-- RECORDED INFORMATION follows --

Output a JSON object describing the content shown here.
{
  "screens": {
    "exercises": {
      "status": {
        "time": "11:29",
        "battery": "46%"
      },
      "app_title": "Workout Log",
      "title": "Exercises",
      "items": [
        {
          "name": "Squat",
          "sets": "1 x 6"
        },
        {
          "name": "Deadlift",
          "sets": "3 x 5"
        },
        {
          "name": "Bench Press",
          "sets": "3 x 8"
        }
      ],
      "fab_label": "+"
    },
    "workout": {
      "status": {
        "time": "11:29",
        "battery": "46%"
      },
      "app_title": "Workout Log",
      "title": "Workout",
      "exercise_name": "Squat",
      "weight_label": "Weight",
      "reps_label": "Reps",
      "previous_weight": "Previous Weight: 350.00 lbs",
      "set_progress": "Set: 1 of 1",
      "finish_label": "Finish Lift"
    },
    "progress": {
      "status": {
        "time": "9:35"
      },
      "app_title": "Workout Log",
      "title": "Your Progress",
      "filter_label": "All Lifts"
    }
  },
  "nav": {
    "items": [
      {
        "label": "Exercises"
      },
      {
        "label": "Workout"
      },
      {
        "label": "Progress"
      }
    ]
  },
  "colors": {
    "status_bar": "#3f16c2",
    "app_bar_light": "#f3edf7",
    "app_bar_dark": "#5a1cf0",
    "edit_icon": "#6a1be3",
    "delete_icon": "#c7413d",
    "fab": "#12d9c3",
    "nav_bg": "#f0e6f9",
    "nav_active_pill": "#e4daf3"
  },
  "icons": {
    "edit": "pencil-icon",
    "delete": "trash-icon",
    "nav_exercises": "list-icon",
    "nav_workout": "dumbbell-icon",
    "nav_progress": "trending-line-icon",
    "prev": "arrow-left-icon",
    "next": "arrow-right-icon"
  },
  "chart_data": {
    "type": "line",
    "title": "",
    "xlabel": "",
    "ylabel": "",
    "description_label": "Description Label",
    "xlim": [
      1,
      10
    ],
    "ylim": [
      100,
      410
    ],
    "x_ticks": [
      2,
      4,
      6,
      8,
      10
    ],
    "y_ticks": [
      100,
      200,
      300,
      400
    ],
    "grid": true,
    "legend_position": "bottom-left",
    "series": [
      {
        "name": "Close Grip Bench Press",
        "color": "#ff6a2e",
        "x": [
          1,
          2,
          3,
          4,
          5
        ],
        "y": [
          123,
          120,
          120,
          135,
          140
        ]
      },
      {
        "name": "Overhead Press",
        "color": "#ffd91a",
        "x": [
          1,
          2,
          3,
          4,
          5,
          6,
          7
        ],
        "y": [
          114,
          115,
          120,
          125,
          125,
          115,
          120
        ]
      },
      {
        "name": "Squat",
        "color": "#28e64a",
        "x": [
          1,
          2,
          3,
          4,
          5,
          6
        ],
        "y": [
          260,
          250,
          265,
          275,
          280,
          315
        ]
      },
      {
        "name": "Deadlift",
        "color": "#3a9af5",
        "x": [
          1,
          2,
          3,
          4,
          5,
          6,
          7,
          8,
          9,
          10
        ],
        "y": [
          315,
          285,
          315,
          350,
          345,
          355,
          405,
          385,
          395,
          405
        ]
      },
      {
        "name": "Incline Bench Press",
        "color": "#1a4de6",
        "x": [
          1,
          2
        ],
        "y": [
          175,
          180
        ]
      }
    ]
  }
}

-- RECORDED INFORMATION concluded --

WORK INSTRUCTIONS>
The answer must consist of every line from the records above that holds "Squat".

RESPONSE AREA>
          "name": "Squat",
      "exercise_name": "Squat",
        "name": "Squat",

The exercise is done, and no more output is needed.